A 2013 study of postpartum mood disorders (PPMD) published by the American Academy of Pediatrics revealed that symptoms of postpartum anxiety (PPA) may be more common than postpartum depression (PPD) in first-time, breastfeeding moms. Of the 1,000 mothers who participated, 17 percent were positively screened for anxiety symptoms, while less than half as many reported symptoms of depression. But that was only a study of first-time mothers and women who had live births; women can develop postpartum mood disorders regardless of the outcome of their pregnancies or the number of pregnancies that they’ve had.
How Does Anxiety Work?
Women’s bodies still carry around the same equipment as their Paleolithic foremothers. Their brains are programmed with a response called “fight or flight” when confronted with a dangerous situation — like when a predator is near — that requires them to be on high alert. The fight-or-flight response mimics the physiological symptoms of anxiety: rapid heartbeat, an “on-edge” feeling, a need to escape or a need to lash out.

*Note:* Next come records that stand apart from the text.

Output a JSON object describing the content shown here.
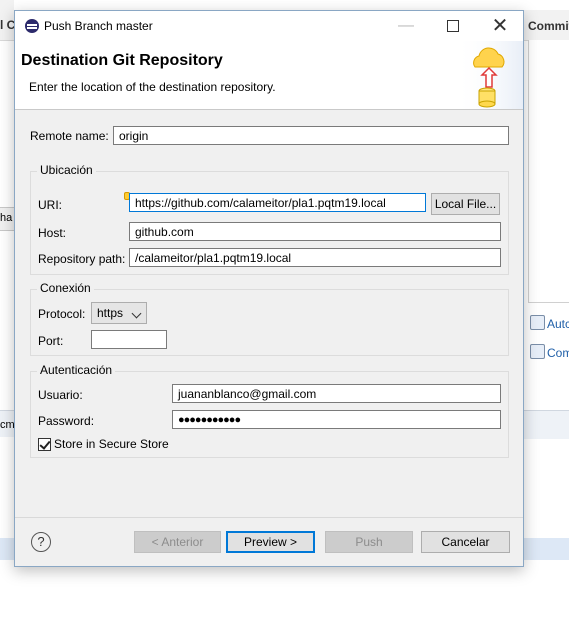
{
  "background": {
    "left_top_label": "l C",
    "left_mid_label": "ha",
    "left_low_label": "cm",
    "right_top_label": "Commit",
    "right_links": [
      "Autc",
      "Com"
    ]
  },
  "window": {
    "title": "Push Branch master"
  },
  "header": {
    "title": "Destination Git Repository",
    "description": "Enter the location of the destination repository."
  },
  "form": {
    "remote_name_label": "Remote name:",
    "remote_name_value": "origin",
    "location": {
      "title": "Ubicación",
      "uri_label": "URI:",
      "uri_value": "https://github.com/calameitor/pla1.pqtm19.local",
      "local_file_button": "Local File...",
      "host_label": "Host:",
      "host_value": "github.com",
      "repo_path_label": "Repository path:",
      "repo_path_value": "/calameitor/pla1.pqtm19.local"
    },
    "connection": {
      "title": "Conexión",
      "protocol_label": "Protocol:",
      "protocol_value": "https",
      "port_label": "Port:",
      "port_value": ""
    },
    "authentication": {
      "title": "Autenticación",
      "user_label": "Usuario:",
      "user_value": "juananblanco@gmail.com",
      "password_label": "Password:",
      "password_value": "●●●●●●●●●●●",
      "store_label": "Store in Secure Store",
      "store_checked": true
    }
  },
  "footer": {
    "help_symbol": "?",
    "back_label": "< Anterior",
    "preview_label": "Preview >",
    "push_label": "Push",
    "cancel_label": "Cancelar"
  }
}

This response is controlled by the almond-shaped portion of the brain called the amygdala, which acts as a channel between sensory input and interpretation. The amygdala has been observed by neurologists to play a role in obsessive fears in anxiety disorders. Brain imaging of anxiety sufferers show that the amygdala has increased levels of fear-producing chemicals such as cortisol and norepinephrine, which in healthy brains decreases once a perceived threat is over. However, in a brain with an anxiety disorder, the amygdala doesn’t turn off the fight-or-flight response; it holds onto the memory and continues to flood the body with stress hormones.